Alternative investments. The top four reasons given by Jersey UHNW individuals for investing in collectibles: 1) personal enjoyment; 2) diversifying their wealth portfolio; 3) an appreciating asset; and 4) kudos amongst peers. 80% of those Jersey private clients interviewed invest in collectibles as an alternative asset. The value of collectibles (art, cars, wine, watches, antiques etc.) is driven by fashion and taste – when fashion is high the price is high, however, when it is out of fashion, the price could go spiralling down. Art collections are the highest rated investment, with cars, wine, watches and stamps following closely behind. 90% of the UHNW individuals interviewed in Jersey collect as a passion, rather than a long-term investment. Younger UHNW individuals are looking to invest in alternative collectibles, involving the latest technologies. Celebrity status continues to drive up sales of high-end alternative investments. Many of the investments of passion are long-term, generational wealth assets, due to their lack of liquidity.

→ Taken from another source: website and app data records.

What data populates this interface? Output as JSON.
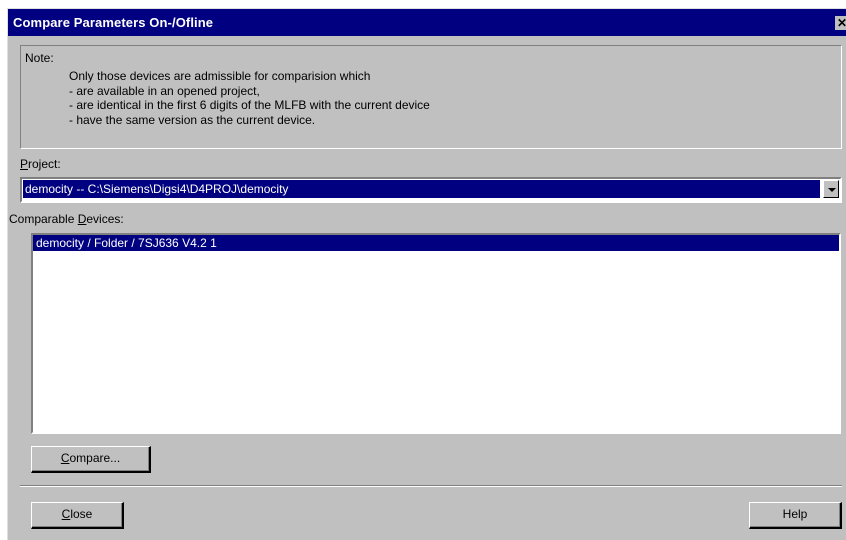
{
  "window": {
    "title": "Compare Parameters On-/Ofline",
    "close_glyph": "✕"
  },
  "note": {
    "label": "Note:",
    "lines": [
      "Only those devices are admissible for comparision which",
      "- are available in an opened project,",
      "- are identical in the first 6 digits of the MLFB with the current device",
      "- have the same version as the current device."
    ]
  },
  "project": {
    "label_accel": "P",
    "label_rest": "roject:",
    "value": "democity -- C:\\Siemens\\Digsi4\\D4PROJ\\democity"
  },
  "devices": {
    "label_pre": "Comparable ",
    "label_accel": "D",
    "label_rest": "evices:",
    "items": [
      {
        "label": "democity / Folder / 7SJ636 V4.2 1",
        "selected": true
      }
    ]
  },
  "buttons": {
    "compare": {
      "accel": "C",
      "rest": "ompare..."
    },
    "close": {
      "accel": "C",
      "rest": "lose"
    },
    "help": "Help"
  },
  "colors": {
    "titlebar": "#000080",
    "dialog_face": "#c0c0c0",
    "selection": "#000080"
  },
  "icons": {
    "combo_dropdown": "triangle-down"
  }
}
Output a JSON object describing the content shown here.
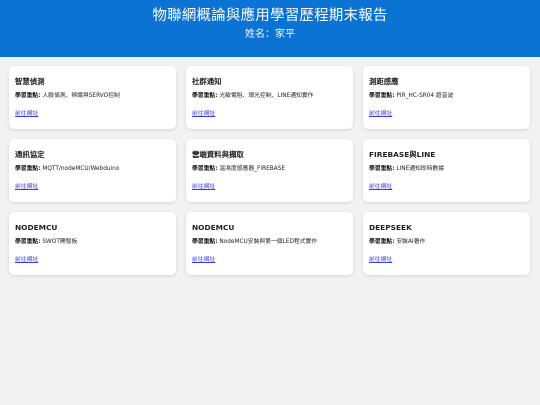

Cryptocurrencies. There is a great deal of interest in, but very little actual understanding of, cryptocurrency, such as bitcoin, and blockchain, the technology behind it. Jersey private client investors and private wealth professionals are predicting that the bitcoin ‘bubble’ will burst soon. Until the government, regulators and global central banks work out how to regulate it, it will continue to be viewed with suspicion by Jersey private clients. UHNW investors are wary of cryptocurrency, because it is not tangible and is not perceived to have an intrinsic actual value. There is a widely held belief that the darker side of society – criminals – are using bitcoin to finance activity or hide money. This leads to some ethical questions about its use. While cryptocurrency is likely to be a short-term craze, it is recognised that blockchain offers more interesting, long-term possibilities for Jersey UHNW individuals. Investment into cryptocurrency is perceived to be a gamble, as the market is so volatile and there is a threat that Jersey investors could lose everything. The younger generation of private clients, with more understanding of digital technology, are more likely to invest in this type of currency.